Inclusiveness is built into AT&T’s company culture, and its employee resource group, HACEMOS, brings value to its shareholders

HACEMOS is recognized by ASPIRE at the 2013 AT&T ERG conference for its work mentoring students.

Very few people are as familiar with AT&T’s commitment to diversity as Delia Hernandez, the company’s associate director of learning services. Hernandez has been with AT&T for 26 years and has been involved in some capacity in employee resource groups since 1989. Today, she is also national president of HACEMOS, AT&T’s 6,300-member-strong Hispanic/Latino employee association with 34 chapters nationwide.

“This work is meaningful to me because at AT&T, there is a passion around helping the community,” Hernandez says. “If not for HACEMOS, I wouldn’t have many of the strong friendships I have in my life. This is a place where every voice is heard and every individual is valued.”

Workforce inclusion is something AT&T takes seriously. The precedent is set by the company’s senior leaders, who are held accountable for leading diversity initiatives because, as Hernandez says, “It’s more than just the right thing to do.” Not only does diversity within a company help better serve customers, it impacts shareholders. HACEMOS drives business impact. “It’s a no brainer,” Hernandez says, laughing.

Unlike other Hispanic ERGs, HACEMOS is a 501(c)(3) organization, which means all the leaders are elected, not appointed by the company. The group is also open to all employees, both hourly and union. Hernandez says this gives members more ownership over the organization and how it operates—and there’s a lot to lay claim to.

The organization is extremely community-driven. Each year, HACEMOS connects close to 2,000 students in more than 30 cities via satellite during High-Technology Day, with the goal of familiarizing them with careers in technology. Getting young people interested in science, technology, engineering, and math (STEM) fields is key for AT&T. “There aren’t enough Latinos in STEM fields, but focusing on this area goes beyond investing in specific populations,” says Hernandez. “It’s about investing in the future of our country.”

The organization also offers mentoring opportunities for high school and college students, and the HACEMOS Scholarship Foundation has given away more than $2 million in scholarship money over the past 10 years, including more than $200,000 in 2013 alone.

The opportunities for HACEMOS members themselves are equally far-reaching: networking events, professional development through committee involvement, career strategy development, mentorship programs, leadership development courses, and workshops are just some of the many advantages offered to members. It should come as no surprise that HACEMOS was recently named one of the top five finalists at the US Hispanic Chamber of Commerce’s ERG Summit. “This kind of recognition is always nice because it tells us we’re focusing in on the right areas,” says Hernandez. “It doesn’t mean we can rest on our laurels, however. We’re continuously looking for ways to grow and improve.”

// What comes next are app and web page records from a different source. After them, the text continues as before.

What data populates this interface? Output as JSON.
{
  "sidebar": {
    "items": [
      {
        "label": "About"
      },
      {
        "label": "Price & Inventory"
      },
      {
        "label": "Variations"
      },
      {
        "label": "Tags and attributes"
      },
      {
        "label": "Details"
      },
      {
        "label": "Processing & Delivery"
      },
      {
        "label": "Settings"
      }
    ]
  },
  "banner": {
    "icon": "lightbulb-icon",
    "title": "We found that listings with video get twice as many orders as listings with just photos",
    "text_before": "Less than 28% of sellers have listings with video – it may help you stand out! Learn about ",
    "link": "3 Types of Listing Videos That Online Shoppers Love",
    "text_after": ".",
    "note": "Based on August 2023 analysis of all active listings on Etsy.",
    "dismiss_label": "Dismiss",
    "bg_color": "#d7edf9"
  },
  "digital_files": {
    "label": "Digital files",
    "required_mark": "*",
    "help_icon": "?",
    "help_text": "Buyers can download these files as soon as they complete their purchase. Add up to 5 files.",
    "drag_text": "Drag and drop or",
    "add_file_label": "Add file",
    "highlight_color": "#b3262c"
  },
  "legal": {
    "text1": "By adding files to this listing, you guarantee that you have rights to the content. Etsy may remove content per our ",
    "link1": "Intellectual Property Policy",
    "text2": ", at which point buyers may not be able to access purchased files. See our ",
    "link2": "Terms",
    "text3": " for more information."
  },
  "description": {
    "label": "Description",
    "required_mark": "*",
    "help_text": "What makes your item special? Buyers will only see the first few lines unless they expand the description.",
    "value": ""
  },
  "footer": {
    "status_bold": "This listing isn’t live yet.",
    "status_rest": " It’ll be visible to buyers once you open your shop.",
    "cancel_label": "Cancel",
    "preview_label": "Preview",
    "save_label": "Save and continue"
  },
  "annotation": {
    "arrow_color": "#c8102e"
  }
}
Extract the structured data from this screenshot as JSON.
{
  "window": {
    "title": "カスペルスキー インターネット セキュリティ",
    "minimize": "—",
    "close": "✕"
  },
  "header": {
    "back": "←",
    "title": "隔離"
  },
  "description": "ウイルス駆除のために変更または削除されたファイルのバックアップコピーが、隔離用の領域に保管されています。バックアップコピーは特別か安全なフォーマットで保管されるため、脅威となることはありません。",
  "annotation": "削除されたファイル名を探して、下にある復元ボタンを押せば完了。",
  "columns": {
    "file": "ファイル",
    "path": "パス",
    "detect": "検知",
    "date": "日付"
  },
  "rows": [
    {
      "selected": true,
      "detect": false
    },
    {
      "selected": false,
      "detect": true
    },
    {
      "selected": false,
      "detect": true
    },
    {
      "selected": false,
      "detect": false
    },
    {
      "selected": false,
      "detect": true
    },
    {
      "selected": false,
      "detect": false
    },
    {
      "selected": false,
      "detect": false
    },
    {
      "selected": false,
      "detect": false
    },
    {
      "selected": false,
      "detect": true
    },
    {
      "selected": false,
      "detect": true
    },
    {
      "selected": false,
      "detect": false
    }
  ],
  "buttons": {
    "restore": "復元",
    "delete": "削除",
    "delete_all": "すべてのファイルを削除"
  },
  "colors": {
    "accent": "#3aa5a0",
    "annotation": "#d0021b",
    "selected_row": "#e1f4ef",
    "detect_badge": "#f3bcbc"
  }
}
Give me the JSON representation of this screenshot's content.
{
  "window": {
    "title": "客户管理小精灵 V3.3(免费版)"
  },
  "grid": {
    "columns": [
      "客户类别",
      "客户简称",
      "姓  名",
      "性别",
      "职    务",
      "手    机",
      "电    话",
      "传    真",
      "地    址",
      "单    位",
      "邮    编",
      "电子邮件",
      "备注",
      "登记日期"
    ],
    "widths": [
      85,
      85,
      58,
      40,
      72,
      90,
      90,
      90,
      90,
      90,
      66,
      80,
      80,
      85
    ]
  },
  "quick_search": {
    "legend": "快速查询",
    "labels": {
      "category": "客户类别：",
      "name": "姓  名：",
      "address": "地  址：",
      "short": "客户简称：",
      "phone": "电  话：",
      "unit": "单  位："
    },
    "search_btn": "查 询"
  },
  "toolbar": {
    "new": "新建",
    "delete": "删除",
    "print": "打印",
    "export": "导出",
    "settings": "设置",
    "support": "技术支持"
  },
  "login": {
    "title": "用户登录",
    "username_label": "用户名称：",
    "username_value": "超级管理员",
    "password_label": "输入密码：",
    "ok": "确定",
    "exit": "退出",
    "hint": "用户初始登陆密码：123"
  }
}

Moving forward, Hernandez says her goals are the same as they’ve always been: supporting the company, the community, and HACEMOS members. “I always want to elevate the engagement of our members. I’m proud of the experience and education HACEMOS provides, and it’s wonderful to see that reflected in the success of AT&T.”


Carmen Nava reflects on a legacy of female leadership at AT&T. Read full article here.

To round out our special issue on Hispanic employee resource groups, we present our lineup of most-valuable Latino ERGs at some of the nations largest companies—including highlights on our “Top 5,” selected by guest editor, Dr. Robert Rodriguez. View the ERG Roster here.